Sixth sense: Monitoring blood glucose
On World Diabetes Day, we find out about a non-invasive blood glucose monitor being developed by engineers and clinicians at Cardiff and Swansea universities.
Daily testing of blood glucose levels is part of everyday life for people with diabetes. For those with type 1 diabetes, in order to check the effectiveness of their most recent insulin injection and to decide how much to inject next time, this can be up to ten times a day. Most people use a test that pricks the end of their finger to produce a small drop of blood, which is then tested to show what their blood glucose level is at that time.
Researchers at the University of Cardiff and Swansea University are developing a new blood glucose monitor: one that measures glucose levels continuously and is completely non-invasive. They aim to produce a small electronic sensor that attaches discreetly to the body and measures the levels of glucose in the blood throughout the day and night, with no pain or sensation for the patient.
Changes in blood glucose levels, as well as other changes in the body, affect microwave fields within the sensor. The sensor records these changes and alerts the patient immediately when their blood glucose level requires attention. This will hopefully assist in providing better management of – and information about – the condition, without the need for regular finger-prick tests.
Professor Adrian Porch, Director of Research and Innovation in the School of Engineering at the University of Cardiff, leads the research team, which includes a diabetes expert as well as engineers. “Many health problems associated with diabetes come from poor management of blood glucose levels,” says Adrian. “We hope that our monitor will lead to better management of the condition, and therefore health benefits for the patient.”
Adrian hopes the device will be ready for market by spring 2014. At the moment, they are trialling the sensor head and next will work on making the portable electronic part. Although there’s still some way to go, the project could become the next step in the effective management of diabetes.
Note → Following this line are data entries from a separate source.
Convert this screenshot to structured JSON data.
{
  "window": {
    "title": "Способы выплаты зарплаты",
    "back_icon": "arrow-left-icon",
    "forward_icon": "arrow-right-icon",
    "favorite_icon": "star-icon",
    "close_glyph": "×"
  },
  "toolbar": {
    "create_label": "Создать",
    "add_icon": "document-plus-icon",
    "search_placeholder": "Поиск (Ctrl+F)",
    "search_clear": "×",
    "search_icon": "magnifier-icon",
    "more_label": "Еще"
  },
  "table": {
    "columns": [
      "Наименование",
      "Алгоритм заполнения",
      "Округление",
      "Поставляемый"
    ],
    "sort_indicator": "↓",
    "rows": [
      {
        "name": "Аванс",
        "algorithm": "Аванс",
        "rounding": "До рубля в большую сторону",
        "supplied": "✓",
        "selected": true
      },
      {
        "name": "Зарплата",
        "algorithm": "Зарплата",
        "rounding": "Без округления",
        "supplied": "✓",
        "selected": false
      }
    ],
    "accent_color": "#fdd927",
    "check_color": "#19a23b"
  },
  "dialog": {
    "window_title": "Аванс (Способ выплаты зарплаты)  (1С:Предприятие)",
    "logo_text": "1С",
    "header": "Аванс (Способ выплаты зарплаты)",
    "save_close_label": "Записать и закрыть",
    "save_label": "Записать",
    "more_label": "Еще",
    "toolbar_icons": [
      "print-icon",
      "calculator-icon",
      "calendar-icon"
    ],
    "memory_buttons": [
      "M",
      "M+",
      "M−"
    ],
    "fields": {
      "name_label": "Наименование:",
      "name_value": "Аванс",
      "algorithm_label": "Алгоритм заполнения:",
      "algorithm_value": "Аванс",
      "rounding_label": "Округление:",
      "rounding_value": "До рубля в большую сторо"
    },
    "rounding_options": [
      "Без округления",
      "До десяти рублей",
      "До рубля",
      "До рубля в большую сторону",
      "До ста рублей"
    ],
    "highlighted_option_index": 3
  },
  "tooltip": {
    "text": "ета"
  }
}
On World Diabetes Day, we’d love to hear your comments about this project. Do you have diabetes, or know someone with diabetes whom this could help? Would it be a better alternative to existing monitors?